* _Exercise requirements_: Each line of the records that follow must come back exactly, with pictures skipped.

==== Raw data

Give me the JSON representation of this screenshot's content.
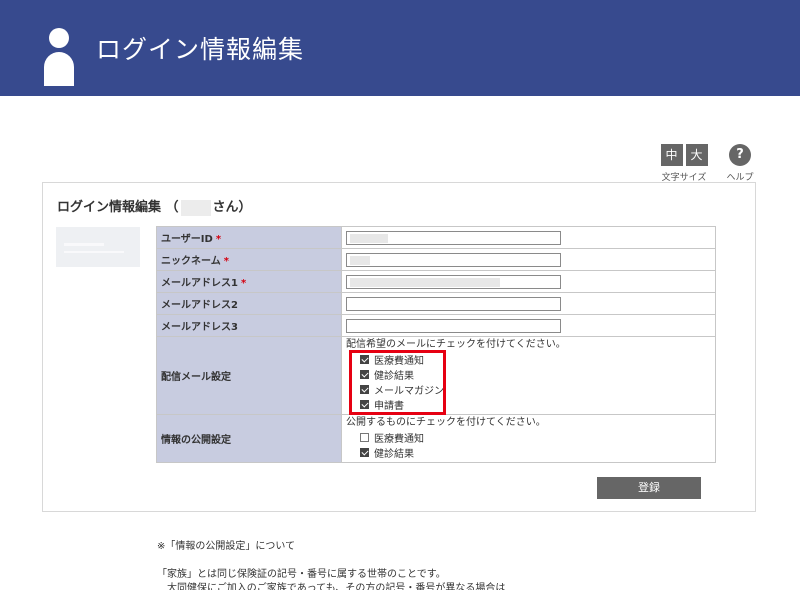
{
  "header": {
    "title": "ログイン情報編集",
    "bg_color": "#374a8e"
  },
  "controls": {
    "font_size": {
      "medium": "中",
      "large": "大",
      "caption": "文字サイズ"
    },
    "help": {
      "symbol": "?",
      "caption": "ヘルプ"
    }
  },
  "panel": {
    "title_prefix": "ログイン情報編集 （",
    "title_suffix": "さん）"
  },
  "form": {
    "required_mark": "*",
    "rows": {
      "user_id": {
        "label": "ユーザーID"
      },
      "nickname": {
        "label": "ニックネーム"
      },
      "email1": {
        "label": "メールアドレス1"
      },
      "email2": {
        "label": "メールアドレス2"
      },
      "email3": {
        "label": "メールアドレス3"
      }
    },
    "mail_settings": {
      "label": "配信メール設定",
      "note": "配信希望のメールにチェックを付けてください。",
      "options": [
        {
          "label": "医療費通知",
          "checked": true
        },
        {
          "label": "健診結果",
          "checked": true
        },
        {
          "label": "メールマガジン",
          "checked": true
        },
        {
          "label": "申請書",
          "checked": true
        }
      ]
    },
    "public_settings": {
      "label": "情報の公開設定",
      "note": "公開するものにチェックを付けてください。",
      "options": [
        {
          "label": "医療費通知",
          "checked": false
        },
        {
          "label": "健診結果",
          "checked": true
        }
      ]
    },
    "submit_label": "登録",
    "highlight_color": "#e60012"
  },
  "footer": {
    "note_title": "※「情報の公開設定」について",
    "line1": "「家族」とは同じ保険証の記号・番号に属する世帯のことです。",
    "line2": "大同健保にご加入のご家族であっても、その方の記号・番号が異なる場合は"
  }
}
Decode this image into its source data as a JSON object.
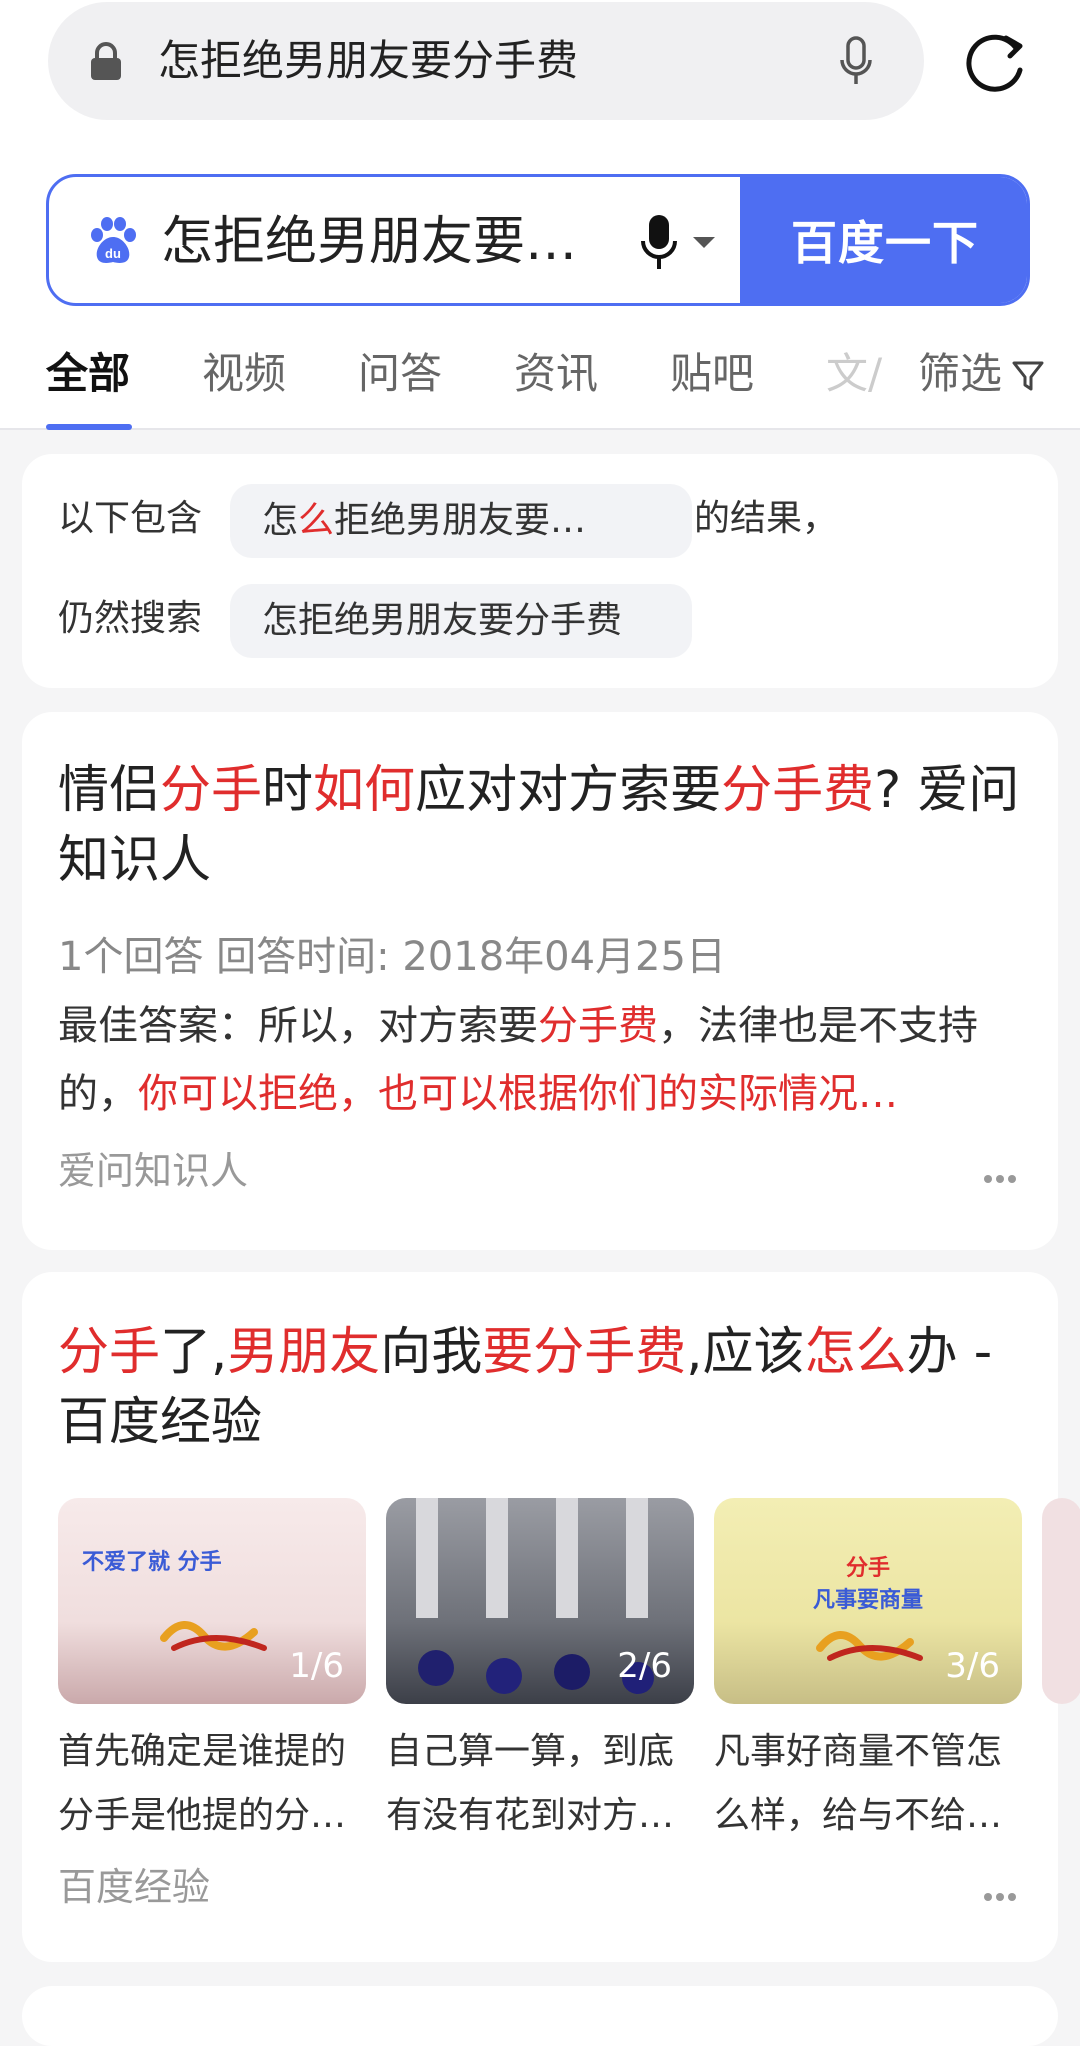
{
  "browser": {
    "url_text": "怎拒绝男朋友要分手费"
  },
  "search": {
    "query": "怎拒绝男朋友要…",
    "button_label": "百度一下",
    "paw_badge": "du"
  },
  "tabs": [
    {
      "label": "全部",
      "active": true
    },
    {
      "label": "视频"
    },
    {
      "label": "问答"
    },
    {
      "label": "资讯"
    },
    {
      "label": "贴吧"
    },
    {
      "label": "文/"
    }
  ],
  "filter_label": "筛选",
  "suggestion": {
    "prefix": "以下包含",
    "corrected_a": "怎",
    "corrected_red": "么",
    "corrected_b": "拒绝男朋友要…",
    "suffix": "的结果，",
    "still_label": "仍然搜索",
    "original": "怎拒绝男朋友要分手费"
  },
  "result1": {
    "title_parts": [
      {
        "t": "情侣",
        "hl": false
      },
      {
        "t": "分手",
        "hl": true
      },
      {
        "t": "时",
        "hl": false
      },
      {
        "t": "如何",
        "hl": true
      },
      {
        "t": "应对对方索要",
        "hl": false
      },
      {
        "t": "分手费",
        "hl": true
      },
      {
        "t": "? 爱问知识人",
        "hl": false
      }
    ],
    "meta": "1个回答  回答时间: 2018年04月25日",
    "answer_label": "最佳答案：所以，对方索要",
    "answer_hl1": "分手费",
    "answer_mid": "，法律也是不支持的，",
    "answer_hl2": "你可以拒绝，也可以根据你们的实际情况…",
    "source": "爱问知识人"
  },
  "result2": {
    "title_parts": [
      {
        "t": "分手",
        "hl": true
      },
      {
        "t": "了,",
        "hl": false
      },
      {
        "t": "男朋友",
        "hl": true
      },
      {
        "t": "向我",
        "hl": false
      },
      {
        "t": "要分手费",
        "hl": true
      },
      {
        "t": ",应该",
        "hl": false
      },
      {
        "t": "怎么",
        "hl": true
      },
      {
        "t": "办 - 百度经验",
        "hl": false
      }
    ],
    "thumbs": [
      {
        "index": "1/6",
        "caption1": "首先确定是谁提的",
        "caption2": "分手是他提的分…",
        "img_text1": "不爱了就 分手",
        "img_text2": "",
        "bg": "#f4e5e6"
      },
      {
        "index": "2/6",
        "caption1": "自己算一算，到底",
        "caption2": "有没有花到对方…",
        "img_text1": "",
        "img_text2": "",
        "bg": "#7b7e86"
      },
      {
        "index": "3/6",
        "caption1": "凡事好商量不管怎",
        "caption2": "么样，给与不给…",
        "img_text1": "分手",
        "img_text2": "凡事要商量",
        "bg": "#efe9a8"
      }
    ],
    "source": "百度经验"
  },
  "colors": {
    "accent": "#4e6ef2",
    "highlight": "#e02d2d"
  }
}
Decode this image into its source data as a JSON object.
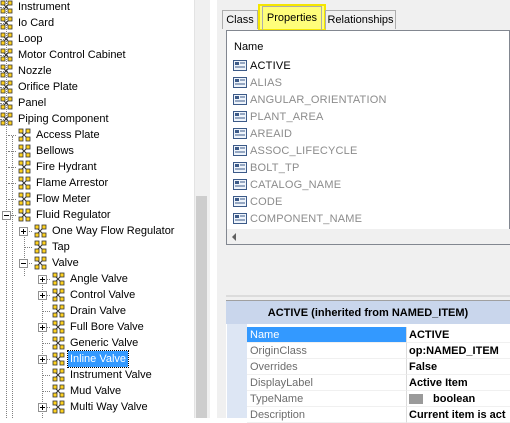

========

* _Solution to this task_:
Give me the JSON representation of this screenshot's content.
{
  "header": {
    "title": "ログイン情報編集",
    "bg_color": "#374a8e"
  },
  "controls": {
    "font_size": {
      "medium": "中",
      "large": "大",
      "caption": "文字サイズ"
    },
    "help": {
      "symbol": "?",
      "caption": "ヘルプ"
    }
  },
  "panel": {
    "title_prefix": "ログイン情報編集 （",
    "title_suffix": "さん）"
  },
  "form": {
    "required_mark": "*",
    "rows": {
      "user_id": {
        "label": "ユーザーID"
      },
      "nickname": {
        "label": "ニックネーム"
      },
      "email1": {
        "label": "メールアドレス1"
      },
      "email2": {
        "label": "メールアドレス2"
      },
      "email3": {
        "label": "メールアドレス3"
      }
    },
    "mail_settings": {
      "label": "配信メール設定",
      "note": "配信希望のメールにチェックを付けてください。",
      "options": [
        {
          "label": "医療費通知",
          "checked": true
        },
        {
          "label": "健診結果",
          "checked": true
        },
        {
          "label": "メールマガジン",
          "checked": true
        },
        {
          "label": "申請書",
          "checked": true
        }
      ]
    },
    "public_settings": {
      "label": "情報の公開設定",
      "note": "公開するものにチェックを付けてください。",
      "options": [
        {
          "label": "医療費通知",
          "checked": false
        },
        {
          "label": "健診結果",
          "checked": true
        }
      ]
    },
    "submit_label": "登録",
    "highlight_color": "#e60012"
  },
  "footer": {
    "note_title": "※「情報の公開設定」について",
    "line1": "「家族」とは同じ保険証の記号・番号に属する世帯のことです。",
    "line2": "大同健保にご加入のご家族であっても、その方の記号・番号が異なる場合は"
  }
}
Decode this image into its source data as a JSON object.
{
  "browser": {
    "url_text": "怎拒绝男朋友要分手费"
  },
  "search": {
    "query": "怎拒绝男朋友要…",
    "button_label": "百度一下",
    "paw_badge": "du"
  },
  "tabs": [
    {
      "label": "全部",
      "active": true
    },
    {
      "label": "视频"
    },
    {
      "label": "问答"
    },
    {
      "label": "资讯"
    },
    {
      "label": "贴吧"
    },
    {
      "label": "文/"
    }
  ],
  "filter_label": "筛选",
  "suggestion": {
    "prefix": "以下包含",
    "corrected_a": "怎",
    "corrected_red": "么",
    "corrected_b": "拒绝男朋友要…",
    "suffix": "的结果，",
    "still_label": "仍然搜索",
    "original": "怎拒绝男朋友要分手费"
  },
  "result1": {
    "title_parts": [
      {
        "t": "情侣",
        "hl": false
      },
      {
        "t": "分手",
        "hl": true
      },
      {
        "t": "时",
        "hl": false
      },
      {
        "t": "如何",
        "hl": true
      },
      {
        "t": "应对对方索要",
        "hl": false
      },
      {
        "t": "分手费",
        "hl": true
      },
      {
        "t": "? 爱问知识人",
        "hl": false
      }
    ],
    "meta": "1个回答  回答时间: 2018年04月25日",
    "answer_label": "最佳答案：所以，对方索要",
    "answer_hl1": "分手费",
    "answer_mid": "，法律也是不支持的，",
    "answer_hl2": "你可以拒绝，也可以根据你们的实际情况…",
    "source": "爱问知识人"
  },
  "result2": {
    "title_parts": [
      {
        "t": "分手",
        "hl": true
      },
      {
        "t": "了,",
        "hl": false
      },
      {
        "t": "男朋友",
        "hl": true
      },
      {
        "t": "向我",
        "hl": false
      },
      {
        "t": "要分手费",
        "hl": true
      },
      {
        "t": ",应该",
        "hl": false
      },
      {
        "t": "怎么",
        "hl": true
      },
      {
        "t": "办 - 百度经验",
        "hl": false
      }
    ],
    "thumbs": [
      {
        "index": "1/6",
        "caption1": "首先确定是谁提的",
        "caption2": "分手是他提的分…",
        "img_text1": "不爱了就 分手",
        "img_text2": "",
        "bg": "#f4e5e6"
      },
      {
        "index": "2/6",
        "caption1": "自己算一算，到底",
        "caption2": "有没有花到对方…",
        "img_text1": "",
        "img_text2": "",
        "bg": "#7b7e86"
      },
      {
        "index": "3/6",
        "caption1": "凡事好商量不管怎",
        "caption2": "么样，给与不给…",
        "img_text1": "分手",
        "img_text2": "凡事要商量",
        "bg": "#efe9a8"
      }
    ],
    "source": "百度经验"
  },
  "colors": {
    "accent": "#4e6ef2",
    "highlight": "#e02d2d"
  }
}
Decode this image into its source data as a JSON object.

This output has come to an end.